*** SUPPLIED RECORDS ***

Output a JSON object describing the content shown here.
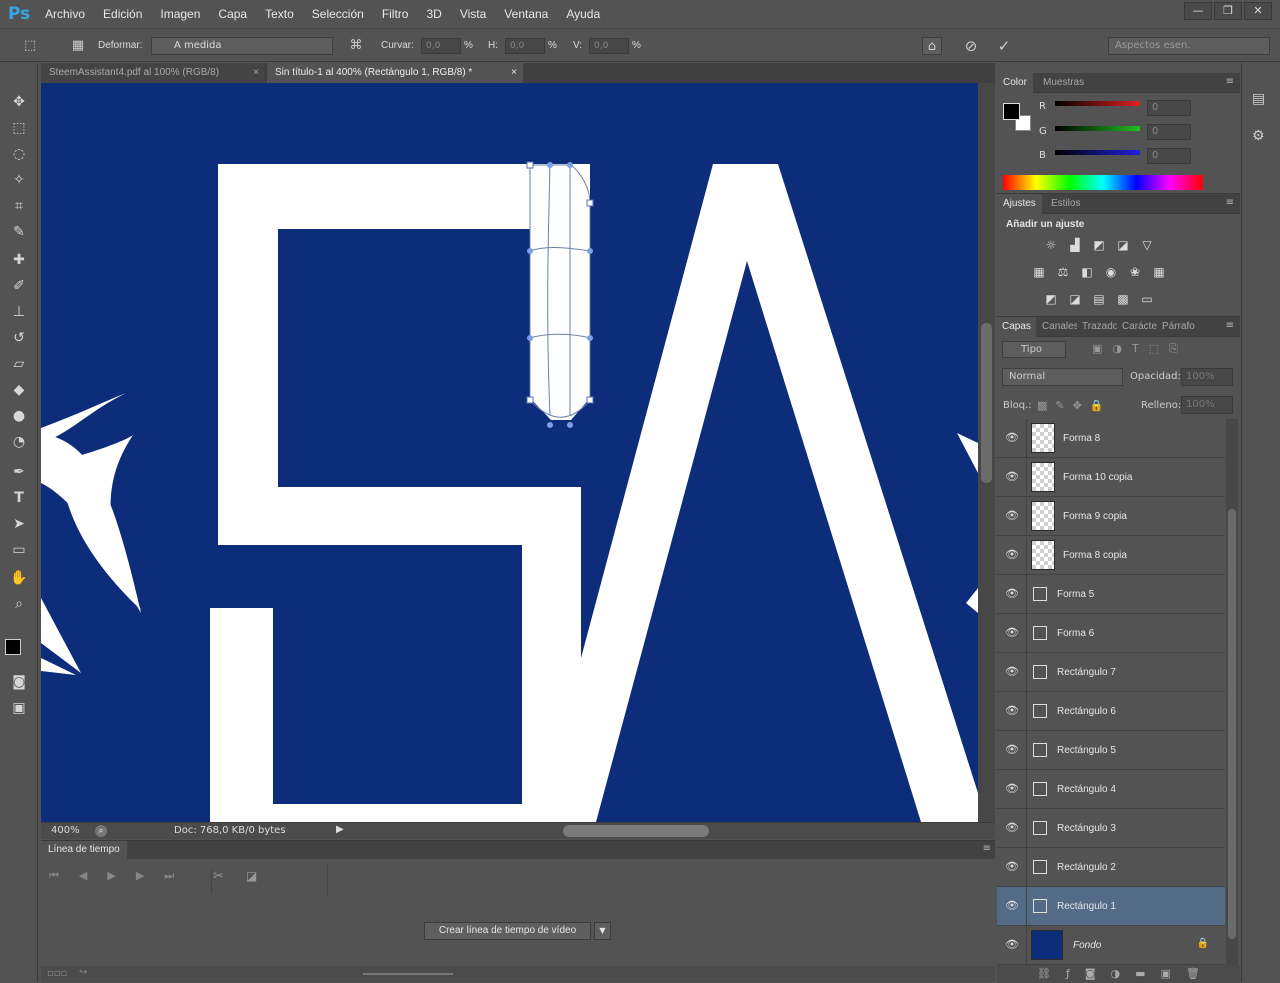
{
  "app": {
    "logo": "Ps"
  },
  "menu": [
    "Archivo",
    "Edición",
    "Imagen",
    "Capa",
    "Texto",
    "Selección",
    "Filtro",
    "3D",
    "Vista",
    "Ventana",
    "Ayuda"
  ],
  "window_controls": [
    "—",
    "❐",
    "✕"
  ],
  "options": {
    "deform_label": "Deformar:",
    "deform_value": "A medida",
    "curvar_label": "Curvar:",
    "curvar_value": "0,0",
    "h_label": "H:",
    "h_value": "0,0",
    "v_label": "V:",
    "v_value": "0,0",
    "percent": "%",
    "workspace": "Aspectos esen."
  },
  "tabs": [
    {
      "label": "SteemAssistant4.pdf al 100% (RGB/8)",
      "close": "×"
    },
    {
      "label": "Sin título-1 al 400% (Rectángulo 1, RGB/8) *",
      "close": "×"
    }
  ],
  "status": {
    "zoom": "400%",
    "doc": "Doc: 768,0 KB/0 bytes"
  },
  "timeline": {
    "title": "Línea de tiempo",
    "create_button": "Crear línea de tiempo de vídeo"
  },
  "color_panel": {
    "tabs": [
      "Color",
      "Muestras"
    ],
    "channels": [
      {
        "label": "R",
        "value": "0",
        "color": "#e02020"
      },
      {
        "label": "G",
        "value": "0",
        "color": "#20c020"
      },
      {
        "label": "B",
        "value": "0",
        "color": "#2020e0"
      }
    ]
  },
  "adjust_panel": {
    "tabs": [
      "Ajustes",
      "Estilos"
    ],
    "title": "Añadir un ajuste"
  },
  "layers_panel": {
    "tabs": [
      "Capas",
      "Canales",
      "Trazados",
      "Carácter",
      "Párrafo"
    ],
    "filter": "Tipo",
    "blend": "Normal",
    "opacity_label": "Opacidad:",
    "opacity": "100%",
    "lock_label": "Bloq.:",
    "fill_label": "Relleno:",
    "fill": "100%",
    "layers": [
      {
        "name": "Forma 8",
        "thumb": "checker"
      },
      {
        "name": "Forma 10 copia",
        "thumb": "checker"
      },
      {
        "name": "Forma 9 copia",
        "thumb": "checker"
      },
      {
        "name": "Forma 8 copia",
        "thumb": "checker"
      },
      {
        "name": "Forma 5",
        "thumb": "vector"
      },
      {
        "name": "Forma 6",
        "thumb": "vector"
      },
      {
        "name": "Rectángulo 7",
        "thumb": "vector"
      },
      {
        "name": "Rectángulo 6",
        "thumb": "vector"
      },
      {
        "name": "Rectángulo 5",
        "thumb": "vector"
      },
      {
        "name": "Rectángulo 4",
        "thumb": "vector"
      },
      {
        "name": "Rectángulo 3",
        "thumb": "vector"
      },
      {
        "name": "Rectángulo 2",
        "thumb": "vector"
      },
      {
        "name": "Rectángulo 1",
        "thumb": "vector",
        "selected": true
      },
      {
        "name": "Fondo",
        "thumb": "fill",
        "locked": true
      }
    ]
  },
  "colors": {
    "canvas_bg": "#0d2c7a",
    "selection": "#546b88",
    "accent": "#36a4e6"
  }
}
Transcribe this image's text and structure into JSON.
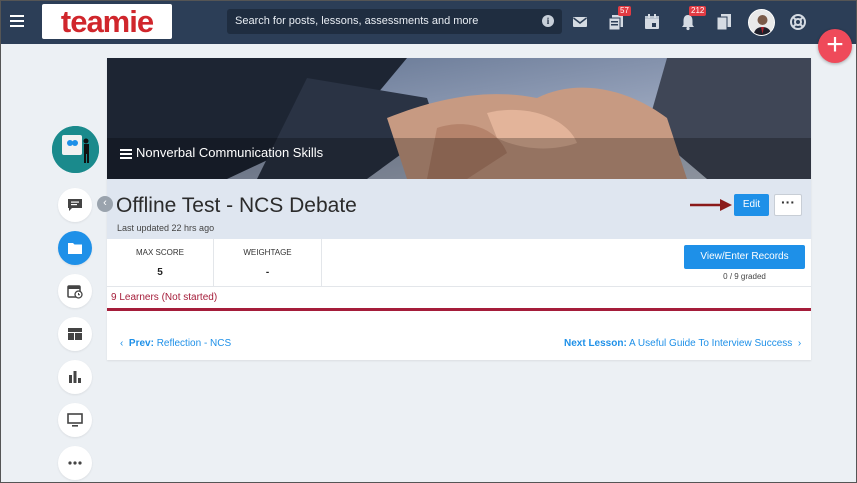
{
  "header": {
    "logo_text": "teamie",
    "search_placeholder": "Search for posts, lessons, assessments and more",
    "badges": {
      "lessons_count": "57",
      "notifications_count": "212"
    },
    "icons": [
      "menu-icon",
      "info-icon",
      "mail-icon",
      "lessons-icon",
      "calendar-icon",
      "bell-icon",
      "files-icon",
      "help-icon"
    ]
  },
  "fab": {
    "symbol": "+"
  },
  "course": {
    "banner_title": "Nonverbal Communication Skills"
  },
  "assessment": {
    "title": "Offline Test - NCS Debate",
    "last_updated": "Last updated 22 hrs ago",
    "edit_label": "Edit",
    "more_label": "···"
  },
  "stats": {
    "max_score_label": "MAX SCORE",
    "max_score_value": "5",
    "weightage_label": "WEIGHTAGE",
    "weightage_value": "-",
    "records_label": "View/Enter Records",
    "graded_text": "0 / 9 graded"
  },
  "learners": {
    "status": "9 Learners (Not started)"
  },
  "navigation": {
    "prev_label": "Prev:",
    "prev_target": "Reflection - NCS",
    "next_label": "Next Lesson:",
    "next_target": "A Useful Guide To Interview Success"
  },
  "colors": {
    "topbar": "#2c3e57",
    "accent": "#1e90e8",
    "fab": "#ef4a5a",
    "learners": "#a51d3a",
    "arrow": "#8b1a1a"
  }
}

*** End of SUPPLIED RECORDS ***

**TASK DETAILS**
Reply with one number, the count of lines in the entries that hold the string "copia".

**EXERCISE RESULT**
3